Step 1. Confession. Admit you have rebelled against God and tell Him so. God knows you rebelled, but He is waiting to hear you acknowledge it.

Psalm 32:5 I acknowledged my sin to you, and I did not cover my iniquity; I said, “I will confess my transgressions to the LORD,” and you forgave the iniquity of my sin.

Proverbs 28:13 Whoever conceals his transgressions will not prosper, but he who confesses and forsakes them will obtain mercy.

Ultimately, confessing is agreeing with God that He was right, but don’t just give mental assent to it. If there is an area of your life where you have rebelled against God’s will for you, don’t hesitate to confess your sin to Him. He will be faithful to forgive you according to 1 John 1:9 If we confess our sins, he is faithful and just and will forgive us our sins, and purify us from all unrighteousness.

Step 2. Repentance. Confession admits sin. Repentance is a change of mind that results in a change of behavior. Admitting you were wrong, saying you are sorry, and continuing to do the same thing is not repentance and does not lead to salvation or restoration. That is only mental assent that you are a sinner. Without repentance, you are still in rebellion against God.

Ezekiel 18:30-32 “Therefore I will judge you, O house of Israel, every one according to his ways, declares the Lord GOD. Repent and turn from all your transgressions, lest iniquity be your ruin. Cast away from you all the transgressions that you have committed, and make yourselves a new heart and a new spirit! Why will you die, O house of Israel? For I have no pleasure in the death of anyone, declares the Lord GOD; so turn, and live.”

God wants those He loves and who rebel against Him to repent so they can be saved and be restored to a right relationship with Him again. Then He can bless us. Our intimacy with God will never grow to its full potential unless we are willing to repent and continue to walk in repentance.

Step 3. Restoration. Rebellion against God harms every aspect of our lives, including relationships with others, our careers, our finances, and our health. It causes us to be rejected by God. But our relationship and fellowship with Him can be restored after we have confessed and repented from our sin and rebellion.
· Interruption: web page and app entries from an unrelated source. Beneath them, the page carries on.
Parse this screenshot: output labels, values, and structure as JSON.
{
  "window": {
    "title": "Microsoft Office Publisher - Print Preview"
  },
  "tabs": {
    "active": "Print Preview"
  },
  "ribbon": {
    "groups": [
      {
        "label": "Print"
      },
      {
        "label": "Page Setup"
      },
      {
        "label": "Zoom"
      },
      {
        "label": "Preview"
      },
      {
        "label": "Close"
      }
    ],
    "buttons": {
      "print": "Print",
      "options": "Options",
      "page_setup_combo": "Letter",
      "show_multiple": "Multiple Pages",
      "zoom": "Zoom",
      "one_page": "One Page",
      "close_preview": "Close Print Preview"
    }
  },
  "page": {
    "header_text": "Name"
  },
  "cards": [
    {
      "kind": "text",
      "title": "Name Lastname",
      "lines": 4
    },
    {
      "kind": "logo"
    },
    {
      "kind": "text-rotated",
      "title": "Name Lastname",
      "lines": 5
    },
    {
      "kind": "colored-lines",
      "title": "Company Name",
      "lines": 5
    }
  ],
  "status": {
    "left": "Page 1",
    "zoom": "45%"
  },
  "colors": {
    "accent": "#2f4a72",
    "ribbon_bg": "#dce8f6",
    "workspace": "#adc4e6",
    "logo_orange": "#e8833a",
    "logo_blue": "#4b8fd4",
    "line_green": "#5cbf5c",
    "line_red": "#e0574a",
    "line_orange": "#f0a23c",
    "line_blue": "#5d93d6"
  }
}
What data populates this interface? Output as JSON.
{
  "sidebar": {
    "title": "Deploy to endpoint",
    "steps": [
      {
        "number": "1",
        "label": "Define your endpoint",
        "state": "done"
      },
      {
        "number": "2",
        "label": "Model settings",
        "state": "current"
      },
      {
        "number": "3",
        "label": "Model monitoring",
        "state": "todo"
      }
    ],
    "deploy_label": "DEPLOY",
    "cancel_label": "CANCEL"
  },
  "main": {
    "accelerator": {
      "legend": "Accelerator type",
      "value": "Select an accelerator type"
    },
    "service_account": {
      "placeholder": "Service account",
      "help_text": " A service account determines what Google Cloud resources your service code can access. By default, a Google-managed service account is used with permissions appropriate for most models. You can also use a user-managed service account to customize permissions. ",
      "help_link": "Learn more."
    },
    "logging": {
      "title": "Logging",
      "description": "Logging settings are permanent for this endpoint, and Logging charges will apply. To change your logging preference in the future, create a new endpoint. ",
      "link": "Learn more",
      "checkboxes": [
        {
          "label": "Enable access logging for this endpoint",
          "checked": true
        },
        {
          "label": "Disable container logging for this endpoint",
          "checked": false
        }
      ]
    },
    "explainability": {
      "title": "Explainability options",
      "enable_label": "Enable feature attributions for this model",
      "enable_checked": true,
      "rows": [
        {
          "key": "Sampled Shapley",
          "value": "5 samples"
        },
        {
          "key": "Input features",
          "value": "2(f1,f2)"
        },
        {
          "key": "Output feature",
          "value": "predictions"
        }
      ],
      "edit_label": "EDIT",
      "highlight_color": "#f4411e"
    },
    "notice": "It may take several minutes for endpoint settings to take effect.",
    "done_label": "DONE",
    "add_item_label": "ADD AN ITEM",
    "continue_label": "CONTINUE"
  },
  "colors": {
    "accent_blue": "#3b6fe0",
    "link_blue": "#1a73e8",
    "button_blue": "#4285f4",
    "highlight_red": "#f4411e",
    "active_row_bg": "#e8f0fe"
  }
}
Restoration is the process of returning to wholeness in every area of life and it often includes restitution (compensation, reimbursement, repayment of some kind). For example, Zaccheus’s desire to make restitution demonstrated that his change of heart was genuine.

Restoration may mean physical, emotional, or spiritual healing that takes the rest of our life. We often want immediate restoration after we have confessed our sin. We think or say, “Well, I said I was sorry. What more do you want?” That is still a rebellious attitude.

Again, restoration is a process that requires complete dedication of our life to Jesus Christ. We are no longer in control, no longer ruling our life. We are living in complete obedience to Him.

Jeremiah 15:19 Therefore thus says the LORD: “If you return, I will restore you, and you shall stand before me. If you utter what is precious, and not what is worthless, you shall be as my mouth. They shall turn to you, but you shall not turn to them.

The best way to guard against rebelling from God’s will is to remain in close fellowship with Him. We do that through daily Scripture reading and prayer. That way, our mind will be renewed daily with His perspective. Satan’s ability to deceive us will be diminished.

Furthermore, we need to ask God daily to fill us with the Holy Spirit so that we will have His patience, courage, contentment, leadership, and power over the spirit of rebellion. If we begin to sense the temptation to be impatient, doubtful, fearful, greedy, or selfish, quickly admit it, rebuke it in Jesus’ Name, repent, and run to God in faith and obedience. That is restoration living.

All of us have to make this journey from rebellion to restoration with God. We begin by believing Jesus Christ is the Son of God who atoned for our sin on the cross. Then we take the three steps of faith by making a public confession, repenting of our sin and self-rule, signified by our obedience in baptism. Then we are born again of the Holy Spirit, who leads us daily in this walk of restoration with God.